Our lifestyles revolve around oil and there are a lot more consumer items to be considered beyond fuel for our automobiles. The Ranken Energy Corporation website states, “Americans consume petroleum products at a rate of three-and-a-half gallons of oil and more than 250 cubic feet of natural gas per day each!” But, as many of us know, petroleum is not just used for fuel.” Ranken’s website says that “Petroleum and petroleum by-products are a vital part of our transportation system and our daily lives. Even those who might argue we use bicycles for our personal transportation fail to recognize that parts of the modern bicycle are made from petroleum by-products and fossil fuel energy was likely used to create the frame, wheels, and chain. Click to see a few products made from hydrocarbons. Our modern lives cannot be lived without using products that have been manufactured with fossil fuels (even a toothbrush) and/or were created with energy provided by fossil fuels.”
Ranken Energy Corporation’s list includes things like: aspirin shampoo, wax, toothpaste, crayons, shaving cream, soft contact lenses, fertilizers, anything polyester and nylon, and so much more. Another good list is offered by PBS via a pdf file showing a plethora of products one doesn’t normally think of when contemplating our oil consumption.
So, not only are we seeing prices in corn, cotton, sugar, soy beans, and other food products going up (see many of my earlier posts for details on that), but now many of our other household products.
A February 24th, 2011 New York post article by Paul Tharp titled Crude Crisis Sparks Rapid-fire Price Hikes states, “Consumers should brace for other hikes as they purchase the more than 6,000 daily products derived from petroleum, ranging from gym gear and iPhone cases to fertilizers and lipsticks.” He goes on to say that “Atlas Corp. has raised the price of roofing and exterior building products by 10 percent until June, when they will raise them another 12 percent. Building products are also squeezed by slow sales due to the housing recession.” So that adds up to a total 22% in rate hikes by summer for those building products!
“Analysts believe gas pumps here are in store for at least a 25-cent-a-gallon jump by the weekend. That's due to the sharp 30-cent-a-gallon spike in the past three weeks in wholesale gasoline, which settled here yesterday at $2.7167 a gallon, the first flat day in more than a week.”

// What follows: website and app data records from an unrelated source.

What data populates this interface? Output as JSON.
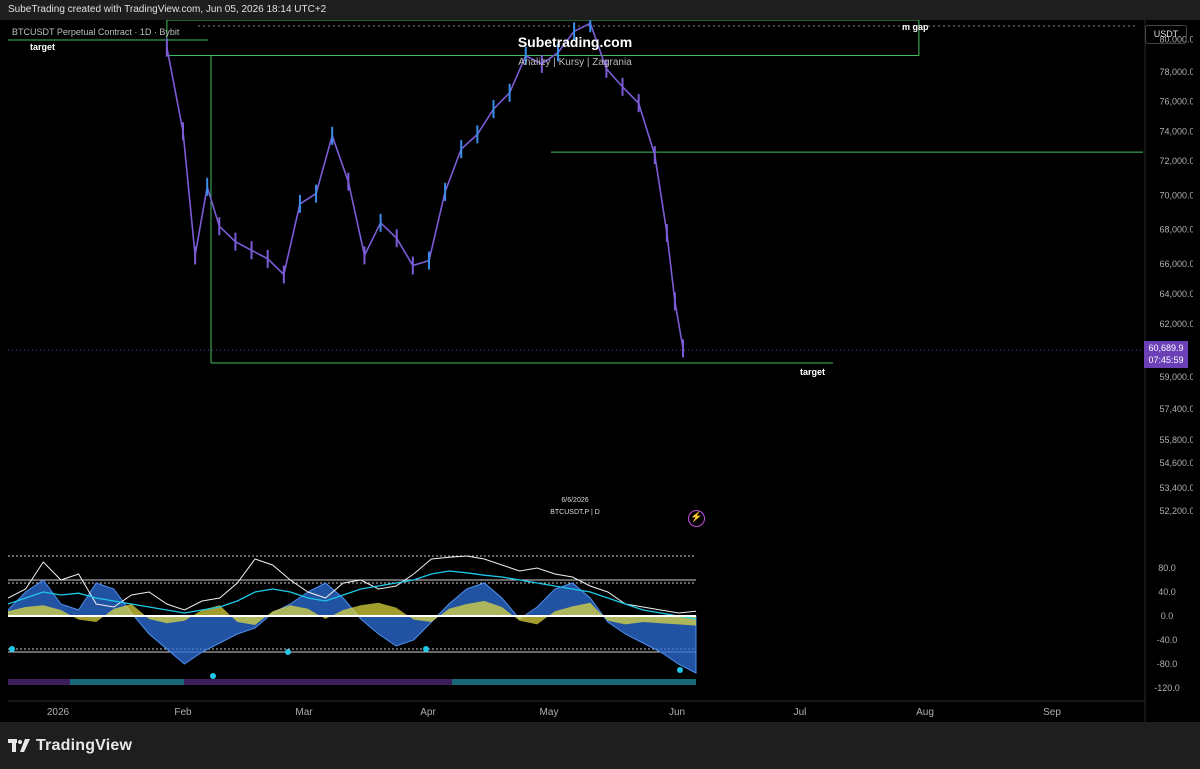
{
  "header": {
    "text": "SubeTrading created with TradingView.com, Jun 05, 2026 18:14 UTC+2"
  },
  "symbol": "BTCUSDT Perpetual Contract · 1D · Bybit",
  "annotations": {
    "target_top": "target",
    "gap_label": "m gap",
    "target_bottom": "target"
  },
  "watermark": {
    "title": "Subetrading.com",
    "subtitle": "Analizy | Kursy | Zagrania"
  },
  "currency": "USDT",
  "last_price": {
    "value": "60,689.9",
    "countdown": "07:45:59"
  },
  "subpane": {
    "date": "6/6/2026",
    "label": "BTCUSDT.P | D"
  },
  "footer": {
    "logo_text": "TradingView"
  },
  "colors": {
    "candle": "#7b5cd6",
    "candle_up": "#3b8ee8",
    "level_line": "#3fbf5f",
    "price_badge": "#6b3fb6",
    "osc_blue": "#2e6fd8",
    "osc_cyan": "#1fc8e8",
    "osc_yellow": "#e8e040",
    "osc_purple": "#8a40d0"
  },
  "chart_data": {
    "type": "line",
    "title": "BTCUSDT Perpetual Contract · 1D · Bybit",
    "price_axis": {
      "ticks": [
        "80,000.0",
        "78,000.0",
        "76,000.0",
        "74,000.0",
        "72,000.0",
        "70,000.0",
        "68,000.0",
        "66,000.0",
        "64,000.0",
        "62,000.0",
        "59,000.0",
        "57,400.0",
        "55,800.0",
        "54,600.0",
        "53,400.0",
        "52,200.0"
      ]
    },
    "oscillator_axis": {
      "ticks": [
        "80.0",
        "40.0",
        "0.0",
        "-40.0",
        "-80.0",
        "-120.0"
      ]
    },
    "time_axis": {
      "ticks": [
        "2026",
        "Feb",
        "Mar",
        "Apr",
        "May",
        "Jun",
        "Jul",
        "Aug",
        "Sep"
      ]
    },
    "ylim": [
      52200,
      81200
    ],
    "levels": [
      {
        "price": 72600,
        "label": ""
      },
      {
        "price": 59900,
        "label": "target"
      }
    ],
    "gap_zone": {
      "top": 81200,
      "bottom": 79200,
      "label": "m gap"
    },
    "series": [
      {
        "name": "BTCUSDT",
        "x": [
          "2026-01-28",
          "2026-02-01",
          "2026-02-04",
          "2026-02-07",
          "2026-02-10",
          "2026-02-14",
          "2026-02-18",
          "2026-02-22",
          "2026-02-26",
          "2026-03-02",
          "2026-03-06",
          "2026-03-10",
          "2026-03-14",
          "2026-03-18",
          "2026-03-22",
          "2026-03-26",
          "2026-03-30",
          "2026-04-03",
          "2026-04-07",
          "2026-04-11",
          "2026-04-15",
          "2026-04-19",
          "2026-04-23",
          "2026-04-27",
          "2026-05-01",
          "2026-05-05",
          "2026-05-09",
          "2026-05-13",
          "2026-05-17",
          "2026-05-21",
          "2026-05-25",
          "2026-05-29",
          "2026-06-01",
          "2026-06-03",
          "2026-06-05"
        ],
        "values": [
          79500,
          74000,
          66500,
          70500,
          68200,
          67300,
          66800,
          66300,
          65300,
          69500,
          70100,
          73700,
          70800,
          66500,
          68400,
          67500,
          65900,
          66200,
          70200,
          72800,
          73800,
          75500,
          76600,
          79000,
          78500,
          79200,
          80500,
          81000,
          78200,
          77000,
          75900,
          72400,
          67800,
          63500,
          60690
        ]
      }
    ]
  }
}
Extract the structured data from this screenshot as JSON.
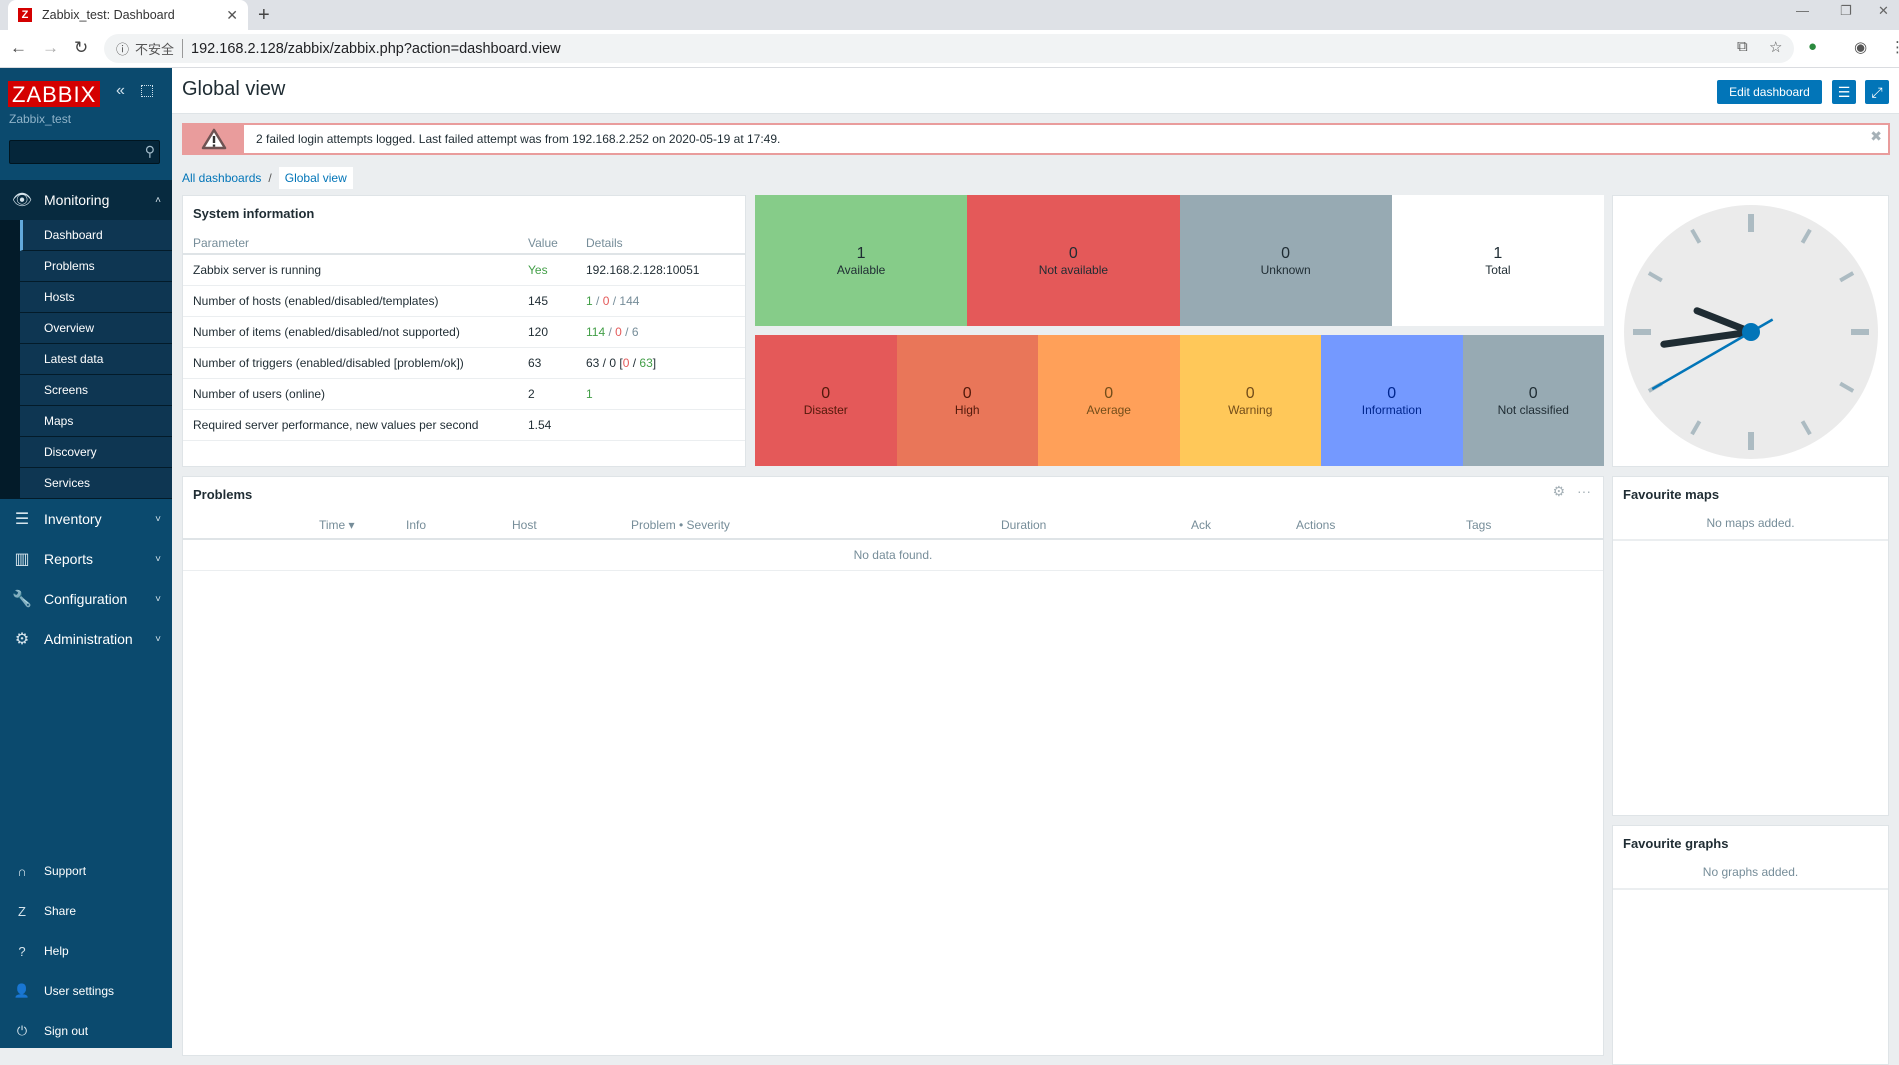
{
  "browser": {
    "tab_title": "Zabbix_test: Dashboard",
    "favicon_letter": "Z",
    "new_tab": "+",
    "security_label": "不安全",
    "url": "192.168.2.128/zabbix/zabbix.php?action=dashboard.view"
  },
  "sidebar": {
    "logo": "ZABBIX",
    "server_name": "Zabbix_test",
    "search_placeholder": "",
    "sections": [
      {
        "label": "Monitoring",
        "icon": "eye-icon",
        "expanded": true,
        "items": [
          {
            "label": "Dashboard",
            "active": true
          },
          {
            "label": "Problems"
          },
          {
            "label": "Hosts"
          },
          {
            "label": "Overview"
          },
          {
            "label": "Latest data"
          },
          {
            "label": "Screens"
          },
          {
            "label": "Maps"
          },
          {
            "label": "Discovery"
          },
          {
            "label": "Services"
          }
        ]
      },
      {
        "label": "Inventory",
        "icon": "list-icon"
      },
      {
        "label": "Reports",
        "icon": "bar-chart-icon"
      },
      {
        "label": "Configuration",
        "icon": "wrench-icon"
      },
      {
        "label": "Administration",
        "icon": "gear-icon"
      }
    ],
    "bottom": [
      {
        "label": "Support",
        "icon": "headset-icon"
      },
      {
        "label": "Share",
        "icon": "share-icon"
      },
      {
        "label": "Help",
        "icon": "help-icon"
      },
      {
        "label": "User settings",
        "icon": "user-icon"
      },
      {
        "label": "Sign out",
        "icon": "power-icon"
      }
    ]
  },
  "header": {
    "title": "Global view",
    "edit_button": "Edit dashboard"
  },
  "alert": {
    "message": "2 failed login attempts logged. Last failed attempt was from 192.168.2.252 on 2020-05-19 at 17:49."
  },
  "breadcrumb": {
    "parent": "All dashboards",
    "separator": "/",
    "current": "Global view"
  },
  "system_info": {
    "title": "System information",
    "columns": [
      "Parameter",
      "Value",
      "Details"
    ],
    "rows": [
      {
        "param": "Zabbix server is running",
        "value": "Yes",
        "value_color": "green",
        "details": [
          {
            "t": "192.168.2.128:10051",
            "c": ""
          }
        ]
      },
      {
        "param": "Number of hosts (enabled/disabled/templates)",
        "value": "145",
        "details": [
          {
            "t": "1",
            "c": "green"
          },
          {
            "t": " / ",
            "c": "grey"
          },
          {
            "t": "0",
            "c": "red"
          },
          {
            "t": " / ",
            "c": "grey"
          },
          {
            "t": "144",
            "c": "grey"
          }
        ]
      },
      {
        "param": "Number of items (enabled/disabled/not supported)",
        "value": "120",
        "details": [
          {
            "t": "114",
            "c": "green"
          },
          {
            "t": " / ",
            "c": "grey"
          },
          {
            "t": "0",
            "c": "red"
          },
          {
            "t": " / ",
            "c": "grey"
          },
          {
            "t": "6",
            "c": "grey"
          }
        ]
      },
      {
        "param": "Number of triggers (enabled/disabled [problem/ok])",
        "value": "63",
        "details": [
          {
            "t": "63 / 0 [",
            "c": ""
          },
          {
            "t": "0",
            "c": "red"
          },
          {
            "t": " / ",
            "c": ""
          },
          {
            "t": "63",
            "c": "green"
          },
          {
            "t": "]",
            "c": ""
          }
        ]
      },
      {
        "param": "Number of users (online)",
        "value": "2",
        "details": [
          {
            "t": "1",
            "c": "green"
          }
        ]
      },
      {
        "param": "Required server performance, new values per second",
        "value": "1.54",
        "details": []
      }
    ]
  },
  "host_availability": [
    {
      "count": "1",
      "label": "Available",
      "color": "#86cc89"
    },
    {
      "count": "0",
      "label": "Not available",
      "color": "#e45959"
    },
    {
      "count": "0",
      "label": "Unknown",
      "color": "#97aab3"
    },
    {
      "count": "1",
      "label": "Total",
      "color": "#ffffff"
    }
  ],
  "problems_by_severity": [
    {
      "count": "0",
      "label": "Disaster",
      "color": "#e45959",
      "text": "#52190b"
    },
    {
      "count": "0",
      "label": "High",
      "color": "#e97659",
      "text": "#52190b"
    },
    {
      "count": "0",
      "label": "Average",
      "color": "#ffa059",
      "text": "#734d1a"
    },
    {
      "count": "0",
      "label": "Warning",
      "color": "#ffc859",
      "text": "#734d1a"
    },
    {
      "count": "0",
      "label": "Information",
      "color": "#7499ff",
      "text": "#00268e"
    },
    {
      "count": "0",
      "label": "Not classified",
      "color": "#97aab3",
      "text": "#1f2c33"
    }
  ],
  "clock": {
    "hours": 9,
    "minutes": 43,
    "seconds": 40
  },
  "problems": {
    "title": "Problems",
    "columns": [
      "",
      "Time ▾",
      "Info",
      "Host",
      "Problem • Severity",
      "Duration",
      "Ack",
      "Actions",
      "Tags"
    ],
    "empty": "No data found."
  },
  "favourite_maps": {
    "title": "Favourite maps",
    "empty": "No maps added."
  },
  "favourite_graphs": {
    "title": "Favourite graphs",
    "empty": "No graphs added."
  }
}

An MSNBC article by John Schoen points out that the turmoil in the East will wreak havoc in our wallet. He writes, “Every extra dollar consumers and businesses have to spend on oil takes another little bite out of economic growth.” The article goes on to say, “Oil price hikes also depress economic growth by raising the cost of raw materials made from petroleum — everything from asphalt to plastics. Higher jet fuel prices put pressure on airlines to raise ticket prices. Higher diesel fuel prices drive up the cost of shipping and construction.”
He quotes the Agriculture Department warning: “… that U.S. consumers should brace for rising food costs this year as higher commodity and energy prices make their way to store shelves. Food prices are forecast to rise a sharp 3.5 percent this year — nearly double the overall inflation rate — with most of those increases coming in the second half of the year.”
Well, I’ve seen prices going up already.
And, think about this. The MSNBC article says “That puts the Fed in a difficult position if the U.S. economic recovery begins to stumble under the weight of higher food and energy prices.”